List of figures; List of contributors; List of abbreviations; Introduction: revolutionary actors, encounters, and transformations Kevin A. Young; 1. Common ground: Caciques, artisans, and radical intellectuals in the Chayanta rebellion of 1927 Forrest Hylton; 2. Identity, class, and nation: Black immigrant workers, Cuban communism, and the sugar insurgency, 1925–34 Barry Carr; 3. Indigenous movements in the eye of the hurricane Marc Becker; 4. Friends and comrades: political and personal relationships between members of the Communist Party USA and the Puerto Rican Nationalist Party, 1930s–40s Margaret Power; 5. Total subversion: interethnic radicalism in La Paz, Bolivia, 1946–7 Kevin A. Young; 6. 'Sisters in exploitation': the 1959 Congress of Latin American women and the transnational origins of Cuban state feminism Michelle Chase; 7. Revolutionaries without revolution: regional experiences in the forging of a radical political culture in the Southern Cone of South America (1966–76) Aldo Marchesi; 8. Nationalism and Marxism in rural Cold War Mexico: Guerrero, 1959–74 O'Neill Blacker-Hanson; 9. The ethnic question in Guatemala's armed conflict: insights from the detention and 'rescue' of Emeterio Toj Medrano Betsy Konefal; 10. 'For our total emancipation': the making of revolutionary feminism in insurgent El Salvador, 1977–87 Diana Carolina Sierra Becerra; Index.
Offers new insights into both the successes and the limitations of Latin America's left in the twentieth century.
Kevin A. Young is Assistant Professor of History at the University of Massachusetts, Amherst. He is the author of Blood of the Earth: Resource Nationalism, Revolution, and Empire in Bolivia (2017).
'This powerful collection of essays compels us to rethink the
relationship of the Latin American Left to indigenous and African
descendant communities. For decades, scholars have sharply
criticized the Left's unconscious and conscious racism and sexism.
These finely wrought and well-researched essays reveal the
grassroots dynamics that pushed back against the ideological
rigidity that promoted such tendencies. From Bolivian anarchists to
peasant insurrecionists in Guerrero to Cuban feminists, this volume
presents a variegated, often anti-authoritarian Left that cannot be
pigeonholed into the inherited categories of sectarian Stalinists
and middle-class guerrilleros.' Jeffrey Gould, Rudy Professor of
History, Indiana University and author of Solidarity Under Siege:
The Salvadoran Class Struggle, 1970–1990

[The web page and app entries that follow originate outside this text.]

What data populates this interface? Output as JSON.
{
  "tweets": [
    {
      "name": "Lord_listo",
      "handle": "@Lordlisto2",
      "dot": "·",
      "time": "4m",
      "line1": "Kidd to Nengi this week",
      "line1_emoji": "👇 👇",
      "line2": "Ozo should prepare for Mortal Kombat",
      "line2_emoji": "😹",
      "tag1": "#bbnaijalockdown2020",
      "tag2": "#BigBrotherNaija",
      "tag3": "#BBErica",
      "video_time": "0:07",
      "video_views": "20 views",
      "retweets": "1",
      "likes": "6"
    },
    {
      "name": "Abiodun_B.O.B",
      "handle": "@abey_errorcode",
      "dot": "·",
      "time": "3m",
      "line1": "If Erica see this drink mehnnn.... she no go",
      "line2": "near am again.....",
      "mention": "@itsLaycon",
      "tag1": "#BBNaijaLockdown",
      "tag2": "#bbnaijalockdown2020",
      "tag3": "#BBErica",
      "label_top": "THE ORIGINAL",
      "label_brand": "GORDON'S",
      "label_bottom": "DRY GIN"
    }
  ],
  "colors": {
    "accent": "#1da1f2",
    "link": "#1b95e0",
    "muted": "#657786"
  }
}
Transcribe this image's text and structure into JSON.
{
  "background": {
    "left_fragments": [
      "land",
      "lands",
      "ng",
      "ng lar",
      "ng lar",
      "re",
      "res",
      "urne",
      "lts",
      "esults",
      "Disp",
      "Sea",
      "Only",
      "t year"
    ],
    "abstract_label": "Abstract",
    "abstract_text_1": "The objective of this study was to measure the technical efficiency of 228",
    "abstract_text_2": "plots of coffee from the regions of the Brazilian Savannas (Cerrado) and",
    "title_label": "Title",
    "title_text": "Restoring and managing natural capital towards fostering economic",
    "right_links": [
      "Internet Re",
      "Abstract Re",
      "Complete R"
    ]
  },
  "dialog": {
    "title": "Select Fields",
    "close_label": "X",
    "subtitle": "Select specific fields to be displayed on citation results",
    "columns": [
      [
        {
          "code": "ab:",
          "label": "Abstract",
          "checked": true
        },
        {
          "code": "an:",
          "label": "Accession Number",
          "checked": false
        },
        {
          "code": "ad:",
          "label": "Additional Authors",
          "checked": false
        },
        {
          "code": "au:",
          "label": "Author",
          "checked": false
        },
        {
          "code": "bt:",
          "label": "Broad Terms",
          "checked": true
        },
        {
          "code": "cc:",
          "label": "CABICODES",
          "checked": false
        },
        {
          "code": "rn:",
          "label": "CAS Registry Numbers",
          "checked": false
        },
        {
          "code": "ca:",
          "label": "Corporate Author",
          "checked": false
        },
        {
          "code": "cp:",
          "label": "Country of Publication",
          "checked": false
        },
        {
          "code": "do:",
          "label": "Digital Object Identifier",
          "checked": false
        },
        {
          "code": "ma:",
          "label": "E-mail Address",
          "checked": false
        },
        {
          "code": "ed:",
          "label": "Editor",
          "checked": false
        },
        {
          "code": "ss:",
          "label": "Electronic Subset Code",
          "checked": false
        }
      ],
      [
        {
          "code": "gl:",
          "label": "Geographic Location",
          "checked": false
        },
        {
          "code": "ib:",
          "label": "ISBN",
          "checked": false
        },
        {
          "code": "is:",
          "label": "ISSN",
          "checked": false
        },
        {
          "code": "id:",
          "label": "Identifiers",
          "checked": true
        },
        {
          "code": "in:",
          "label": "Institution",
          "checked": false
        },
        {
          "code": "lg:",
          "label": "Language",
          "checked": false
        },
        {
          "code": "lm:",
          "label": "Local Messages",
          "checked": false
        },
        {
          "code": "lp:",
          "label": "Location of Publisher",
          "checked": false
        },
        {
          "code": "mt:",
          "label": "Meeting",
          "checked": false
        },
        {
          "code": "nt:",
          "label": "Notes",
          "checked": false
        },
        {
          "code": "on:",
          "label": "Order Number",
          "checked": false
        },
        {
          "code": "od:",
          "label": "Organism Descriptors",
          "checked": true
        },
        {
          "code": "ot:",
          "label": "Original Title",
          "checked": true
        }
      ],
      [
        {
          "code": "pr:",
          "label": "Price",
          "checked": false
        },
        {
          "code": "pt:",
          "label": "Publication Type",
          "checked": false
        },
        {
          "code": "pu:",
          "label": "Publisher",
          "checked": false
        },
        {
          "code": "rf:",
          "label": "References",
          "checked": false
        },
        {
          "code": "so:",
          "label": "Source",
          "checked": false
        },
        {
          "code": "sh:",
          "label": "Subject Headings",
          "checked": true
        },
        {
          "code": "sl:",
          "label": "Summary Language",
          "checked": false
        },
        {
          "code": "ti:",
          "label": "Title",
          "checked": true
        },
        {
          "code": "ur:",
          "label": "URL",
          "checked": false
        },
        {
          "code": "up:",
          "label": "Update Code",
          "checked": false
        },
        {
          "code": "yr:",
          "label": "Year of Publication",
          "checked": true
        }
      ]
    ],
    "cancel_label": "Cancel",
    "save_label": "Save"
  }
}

'A fascinating collection of essays that challenge conventional interpretations of the Left in Latin America. Spanning the period from the Russian Revolution to the rise of Neoliberalism, the authors dispute the view that Latin American Left movements did not grapple with overlapping forms of oppression such as racism against the indigenous and people of African descent, or patriarchal domination of women. Grounded in rich examples of popular struggles throughout the hemisphere, the authors provide new insights on the history of radicalism in Latin America.' Miguel R. Tinker Salas, Leslie Farmer Professor of Latin American Studies, Pomona College, California
'Making the Revolution succeeds in correcting misconceptions surrounding the inclusiveness of twentieth-century leftist movements … But the essays in Making the Revolution resist this temptation, creating a rich mosaic of histories that make an essential contribution to the scholarship on Latin American radicalism.' Jeffrey Mazo, Survival
'As the turn-of-the-century wave of Leftist governments gives way to a more conservative climate, this significant contribution offers a powerful antidote to contemporary political cynicism … Highly recommended.' B. A. Lucero, Choice
'an uncommonly cohesive volume … especially useful in the classroom in advanced undergraduate classes in history, political science, and Latin American Studies … I am looking forward to the reasoned debates it will provoke among my students.' Amelia M. Kiddle, Histoire sociale / Social History